“Our nation is on thin ice when refugees are spoken of in the abstract,” Archbishop Kurtz said. “After I met the unaccompanied youth seeking reunion with their families, the issue became very clear. Surely the situations are complex but the voiceless remain anonymous unless there is a face to the voice.”
He encouraged the bishops to find in such people these “flashes of inspiration and encouragement that come to us from God.”
The archbishop listed several challenges facing the bishops: threats to the global community, especially religious persecution, and challenges within the United States, related to the dignity of the human person.
He also mentioned possible problems for American Catholics, citing “challenges to unity in truth and charity within our Church as we tirelessly announce the good news of Jesus Christ, to draw all to Christ and to walk with all toward conversion.”
Archbishop Kurtz recounted the encouragement he had received from his friend and mentor, the late Bishop emeritus David B Thompson of Charleston. He also encouraged the bishops to pay attention to one another and to remember that they are a “family, a ‘communio’ of pastors.”
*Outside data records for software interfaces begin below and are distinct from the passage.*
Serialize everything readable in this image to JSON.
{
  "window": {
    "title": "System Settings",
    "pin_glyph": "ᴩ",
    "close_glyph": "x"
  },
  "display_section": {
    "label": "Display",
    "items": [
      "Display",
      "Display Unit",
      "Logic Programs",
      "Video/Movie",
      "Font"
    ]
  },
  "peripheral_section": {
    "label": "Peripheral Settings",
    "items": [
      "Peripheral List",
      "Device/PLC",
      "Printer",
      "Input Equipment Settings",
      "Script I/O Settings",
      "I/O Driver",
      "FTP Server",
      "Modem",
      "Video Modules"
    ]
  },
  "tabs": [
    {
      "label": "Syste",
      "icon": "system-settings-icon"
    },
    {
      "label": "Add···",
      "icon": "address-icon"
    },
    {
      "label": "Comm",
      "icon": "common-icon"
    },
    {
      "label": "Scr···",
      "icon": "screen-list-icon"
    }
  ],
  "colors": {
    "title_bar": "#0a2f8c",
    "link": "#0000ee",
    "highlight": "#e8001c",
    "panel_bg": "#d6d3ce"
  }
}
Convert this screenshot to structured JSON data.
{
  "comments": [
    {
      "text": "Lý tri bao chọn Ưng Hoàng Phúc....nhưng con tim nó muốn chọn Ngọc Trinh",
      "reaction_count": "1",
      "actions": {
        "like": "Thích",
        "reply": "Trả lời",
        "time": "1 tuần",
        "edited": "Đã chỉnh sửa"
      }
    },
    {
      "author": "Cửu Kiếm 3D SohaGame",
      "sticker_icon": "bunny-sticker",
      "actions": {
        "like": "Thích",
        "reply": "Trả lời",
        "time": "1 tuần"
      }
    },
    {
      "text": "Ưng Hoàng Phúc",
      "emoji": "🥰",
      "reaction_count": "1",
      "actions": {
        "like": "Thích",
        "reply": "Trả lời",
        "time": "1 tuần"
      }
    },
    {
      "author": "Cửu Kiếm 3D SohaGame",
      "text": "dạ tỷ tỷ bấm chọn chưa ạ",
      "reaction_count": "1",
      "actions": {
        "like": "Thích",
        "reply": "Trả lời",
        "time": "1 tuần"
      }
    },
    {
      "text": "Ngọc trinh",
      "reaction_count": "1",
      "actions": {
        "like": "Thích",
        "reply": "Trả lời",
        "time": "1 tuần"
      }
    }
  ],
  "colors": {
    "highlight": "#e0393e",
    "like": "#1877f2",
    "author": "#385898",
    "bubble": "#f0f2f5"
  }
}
“Just as a family seeks to serve each other as a prerequisite for authentic service beyond, so we do too. If not, our pastoral hearts will be shallow and short lived with others,” he said.
He voiced gratitude to the bishops and the bishops’ conference staff
Archbishop Kurtz closed with a reflection on his episcopal motto “Hope in the Lord.”
“This is not a pie-in-the-sky hope but a hope grounded in the reality of God’s grace in the midst of challenges,” he said.
WASHINGTON— Bishop Eusebio Elizondo, auxiliary bishop of Seattle, and chairman of the U.S. Conference of Catholic Bishops’ (USCCB) Committee on Migration, has issued the following statement congratulating President-elect, Donald Trump on his election and the need to continue to protect the inherent dignity of refugees and migrants.
Full statement follows.
Bishop Eusebio Elizondo, Auxiliary Bishop of Seattle
Chairman, U.S. Conference of Catholic Bishops’ Committee on Migration:
We would first like to congratulate President-elect Donald J. Trump and give our support for all efforts to work together to promote the common good, especially those to protect the most vulnerable among us. I personally pledge my prayers for Mr. Trump, all elected officials, and those who will work in the new administration. I offer a special word to migrant and refugee families living in the United States: be assured of our solidarity and continued accompaniment as you work for a better life.
We believe the family unit is the cornerstone of society, so it is vital to protect the integrity of the family. For this reason, we are reminded that behind every “statistic” is a person who is a mother, father, son, daughter, sister or brother and has dignity as a child of God. We pray that as the new administration begins its role leading our country, it will recognize the contributions of refugees and immigrants to the overall prosperity and well-being of our nation. We will work to promote humane policies that protect refugee and immigrants’ inherent dignity, keep families together, and honor and respect the laws of this nation.
Serving and welcoming people fleeing violence and conflict in various regions of the world is part of our identity as Catholics. The Church will continue this life-saving tradition. Today, with more than 65 million people forcibly displaced from their homes, the need to welcome refugees and provide freedom from persecution is more acute than ever and 80 of our dioceses across the country are eager to continue this wonderful act of accompaniment born of our Christian faith. We stand ready to work with a new administration to continue to ensure that refugees are humanely welcomed without sacrificing our security or our core values as Americans. A duty to welcome and protect newcomers, particularly refugees, is an integral part of our mission to help our neighbors in need.
We pray for President -elect Trump and all leaders in public life, that they may rise to the responsibilities entrusted to them with grace and courage. And may all of us as Catholics and Americans remain a people of solidarity with others in need and a nation of hospitality which treats others as we would like to be treated.